*INSTRUCTIONS TO FOLLOW*:
Please copy out the lines in the entries that contain "python".

*RECORDED INFORMATION*:
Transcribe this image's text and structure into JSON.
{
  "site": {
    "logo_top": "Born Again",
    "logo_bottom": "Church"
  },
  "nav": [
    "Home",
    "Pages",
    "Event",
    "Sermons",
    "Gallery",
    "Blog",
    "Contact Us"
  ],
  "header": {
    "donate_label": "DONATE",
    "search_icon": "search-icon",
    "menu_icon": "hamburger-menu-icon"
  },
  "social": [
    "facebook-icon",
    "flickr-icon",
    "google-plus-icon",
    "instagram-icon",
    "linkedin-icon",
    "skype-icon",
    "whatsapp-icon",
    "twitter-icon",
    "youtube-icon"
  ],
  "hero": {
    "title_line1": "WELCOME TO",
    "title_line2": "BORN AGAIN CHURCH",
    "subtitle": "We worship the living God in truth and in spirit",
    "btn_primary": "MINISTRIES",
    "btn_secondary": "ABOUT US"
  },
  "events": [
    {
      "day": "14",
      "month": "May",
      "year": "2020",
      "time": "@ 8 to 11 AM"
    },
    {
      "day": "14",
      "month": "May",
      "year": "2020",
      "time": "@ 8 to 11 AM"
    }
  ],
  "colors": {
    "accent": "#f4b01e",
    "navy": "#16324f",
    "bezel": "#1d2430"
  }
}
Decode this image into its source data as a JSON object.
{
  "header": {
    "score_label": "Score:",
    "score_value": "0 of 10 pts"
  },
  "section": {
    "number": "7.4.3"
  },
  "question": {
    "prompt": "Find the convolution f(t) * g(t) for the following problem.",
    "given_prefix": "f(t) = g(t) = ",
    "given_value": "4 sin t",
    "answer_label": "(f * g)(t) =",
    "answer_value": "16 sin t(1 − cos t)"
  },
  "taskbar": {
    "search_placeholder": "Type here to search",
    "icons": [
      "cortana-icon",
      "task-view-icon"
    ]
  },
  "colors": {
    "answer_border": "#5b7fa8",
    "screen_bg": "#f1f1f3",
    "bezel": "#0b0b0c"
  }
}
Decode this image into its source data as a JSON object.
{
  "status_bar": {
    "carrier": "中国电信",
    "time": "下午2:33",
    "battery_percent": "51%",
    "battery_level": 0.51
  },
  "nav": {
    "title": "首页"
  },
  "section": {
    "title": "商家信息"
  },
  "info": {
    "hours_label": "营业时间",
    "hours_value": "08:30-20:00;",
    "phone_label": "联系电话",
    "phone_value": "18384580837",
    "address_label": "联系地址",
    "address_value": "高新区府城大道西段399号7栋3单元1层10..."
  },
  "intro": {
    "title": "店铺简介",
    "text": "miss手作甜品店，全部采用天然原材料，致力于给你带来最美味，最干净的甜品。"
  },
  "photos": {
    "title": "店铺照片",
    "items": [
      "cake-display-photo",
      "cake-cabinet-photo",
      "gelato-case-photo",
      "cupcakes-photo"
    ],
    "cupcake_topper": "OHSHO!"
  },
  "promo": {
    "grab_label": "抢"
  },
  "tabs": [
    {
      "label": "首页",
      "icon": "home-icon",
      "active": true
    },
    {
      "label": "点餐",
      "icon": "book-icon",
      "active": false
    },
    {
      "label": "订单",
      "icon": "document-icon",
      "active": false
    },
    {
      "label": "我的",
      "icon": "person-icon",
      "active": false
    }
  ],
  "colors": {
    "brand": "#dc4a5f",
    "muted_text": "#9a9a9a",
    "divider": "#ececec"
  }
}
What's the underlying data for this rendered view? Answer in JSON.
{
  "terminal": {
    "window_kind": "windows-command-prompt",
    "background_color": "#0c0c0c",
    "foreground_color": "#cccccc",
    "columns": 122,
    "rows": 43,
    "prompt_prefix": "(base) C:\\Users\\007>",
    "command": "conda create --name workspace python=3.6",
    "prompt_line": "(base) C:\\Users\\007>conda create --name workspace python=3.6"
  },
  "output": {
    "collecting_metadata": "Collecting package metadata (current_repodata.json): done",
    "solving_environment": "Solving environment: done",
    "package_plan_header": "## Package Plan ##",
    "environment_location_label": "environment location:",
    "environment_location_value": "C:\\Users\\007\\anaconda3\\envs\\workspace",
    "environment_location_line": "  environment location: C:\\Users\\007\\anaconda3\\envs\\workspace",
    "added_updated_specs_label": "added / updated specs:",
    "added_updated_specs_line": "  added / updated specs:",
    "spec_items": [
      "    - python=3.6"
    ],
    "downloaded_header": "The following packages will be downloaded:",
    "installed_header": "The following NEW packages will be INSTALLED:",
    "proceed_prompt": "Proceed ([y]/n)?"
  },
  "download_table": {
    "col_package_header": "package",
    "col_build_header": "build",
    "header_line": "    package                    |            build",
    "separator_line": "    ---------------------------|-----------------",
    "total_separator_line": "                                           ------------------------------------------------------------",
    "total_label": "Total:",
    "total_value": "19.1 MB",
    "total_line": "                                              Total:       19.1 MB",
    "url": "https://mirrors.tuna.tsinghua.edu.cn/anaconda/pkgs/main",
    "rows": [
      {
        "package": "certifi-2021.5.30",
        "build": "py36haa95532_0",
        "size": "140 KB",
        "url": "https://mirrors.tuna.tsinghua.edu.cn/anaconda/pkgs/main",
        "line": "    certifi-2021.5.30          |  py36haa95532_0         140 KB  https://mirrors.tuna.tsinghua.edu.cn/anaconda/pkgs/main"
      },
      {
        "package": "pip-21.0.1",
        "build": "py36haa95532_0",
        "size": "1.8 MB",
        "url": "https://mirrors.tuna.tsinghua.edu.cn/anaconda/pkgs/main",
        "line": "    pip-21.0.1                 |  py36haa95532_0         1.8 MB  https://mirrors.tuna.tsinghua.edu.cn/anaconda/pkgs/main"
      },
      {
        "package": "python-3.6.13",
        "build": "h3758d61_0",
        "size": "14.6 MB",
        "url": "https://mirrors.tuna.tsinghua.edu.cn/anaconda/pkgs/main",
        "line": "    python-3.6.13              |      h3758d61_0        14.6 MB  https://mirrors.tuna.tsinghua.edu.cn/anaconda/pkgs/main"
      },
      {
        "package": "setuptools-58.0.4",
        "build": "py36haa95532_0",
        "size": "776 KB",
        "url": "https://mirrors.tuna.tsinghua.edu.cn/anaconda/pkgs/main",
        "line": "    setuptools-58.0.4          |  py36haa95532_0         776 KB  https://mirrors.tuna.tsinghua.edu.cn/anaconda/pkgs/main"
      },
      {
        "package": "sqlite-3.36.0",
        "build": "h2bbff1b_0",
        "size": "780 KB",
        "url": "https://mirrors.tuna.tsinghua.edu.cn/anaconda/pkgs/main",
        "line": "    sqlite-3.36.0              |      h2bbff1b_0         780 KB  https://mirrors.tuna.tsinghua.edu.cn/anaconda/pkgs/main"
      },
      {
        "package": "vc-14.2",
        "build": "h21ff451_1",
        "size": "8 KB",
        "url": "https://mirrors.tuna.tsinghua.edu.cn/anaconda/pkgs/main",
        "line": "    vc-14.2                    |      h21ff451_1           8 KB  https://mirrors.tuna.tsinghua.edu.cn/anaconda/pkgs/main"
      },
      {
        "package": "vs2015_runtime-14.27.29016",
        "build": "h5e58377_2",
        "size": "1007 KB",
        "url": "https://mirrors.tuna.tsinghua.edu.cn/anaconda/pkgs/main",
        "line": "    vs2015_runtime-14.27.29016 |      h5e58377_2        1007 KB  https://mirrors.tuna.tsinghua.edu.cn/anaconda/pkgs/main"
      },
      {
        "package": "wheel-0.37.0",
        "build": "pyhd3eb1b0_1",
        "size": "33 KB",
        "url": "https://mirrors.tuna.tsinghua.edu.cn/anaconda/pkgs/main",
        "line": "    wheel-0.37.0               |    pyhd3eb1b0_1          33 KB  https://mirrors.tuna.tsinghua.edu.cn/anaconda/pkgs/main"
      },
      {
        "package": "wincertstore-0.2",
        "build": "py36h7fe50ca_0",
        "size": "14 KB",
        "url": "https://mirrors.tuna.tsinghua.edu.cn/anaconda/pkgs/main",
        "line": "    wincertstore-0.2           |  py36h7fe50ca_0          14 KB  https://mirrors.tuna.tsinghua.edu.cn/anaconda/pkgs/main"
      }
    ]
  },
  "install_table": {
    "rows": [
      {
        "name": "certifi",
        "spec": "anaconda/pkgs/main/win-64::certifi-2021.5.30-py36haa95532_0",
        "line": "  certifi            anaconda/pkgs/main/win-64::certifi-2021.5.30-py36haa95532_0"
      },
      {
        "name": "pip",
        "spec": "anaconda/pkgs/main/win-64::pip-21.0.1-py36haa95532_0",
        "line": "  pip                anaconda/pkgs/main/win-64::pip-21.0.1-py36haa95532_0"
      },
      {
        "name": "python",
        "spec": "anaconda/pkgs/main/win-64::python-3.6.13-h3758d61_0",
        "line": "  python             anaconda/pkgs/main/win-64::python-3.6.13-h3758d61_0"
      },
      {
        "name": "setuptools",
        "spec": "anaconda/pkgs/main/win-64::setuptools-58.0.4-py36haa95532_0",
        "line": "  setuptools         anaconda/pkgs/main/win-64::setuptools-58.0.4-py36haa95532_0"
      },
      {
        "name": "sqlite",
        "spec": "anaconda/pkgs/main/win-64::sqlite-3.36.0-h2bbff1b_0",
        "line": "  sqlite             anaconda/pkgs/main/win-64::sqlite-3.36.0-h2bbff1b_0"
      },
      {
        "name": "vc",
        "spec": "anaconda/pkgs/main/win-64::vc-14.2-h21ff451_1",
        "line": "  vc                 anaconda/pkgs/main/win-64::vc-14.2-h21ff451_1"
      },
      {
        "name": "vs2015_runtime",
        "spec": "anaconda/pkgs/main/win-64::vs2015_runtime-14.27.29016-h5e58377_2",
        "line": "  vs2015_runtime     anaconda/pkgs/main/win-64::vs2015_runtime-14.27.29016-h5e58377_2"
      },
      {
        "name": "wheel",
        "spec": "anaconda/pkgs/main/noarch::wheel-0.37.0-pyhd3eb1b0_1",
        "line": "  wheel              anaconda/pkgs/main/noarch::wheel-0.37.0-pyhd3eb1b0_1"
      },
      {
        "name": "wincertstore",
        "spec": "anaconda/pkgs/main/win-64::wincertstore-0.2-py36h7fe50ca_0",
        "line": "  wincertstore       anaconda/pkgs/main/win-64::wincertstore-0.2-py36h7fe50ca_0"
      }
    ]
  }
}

*ANSWER FOR THE TASK*:
    "command": "conda create --name workspace python=3.6",
    "prompt_line": "(base) C:\\Users\\007>conda create --name workspace python=3.6"
      "    - python=3.6"
        "package": "python-3.6.13",
        "line": "    python-3.6.13              |      h3758d61_0        14.6 MB  https://mirrors.tuna.tsinghua.edu.cn/anaconda/pkgs/main"
        "name": "python",
        "spec": "anaconda/pkgs/main/win-64::python-3.6.13-h3758d61_0",
        "line": "  python             anaconda/pkgs/main/win-64::python-3.6.13-h3758d61_0"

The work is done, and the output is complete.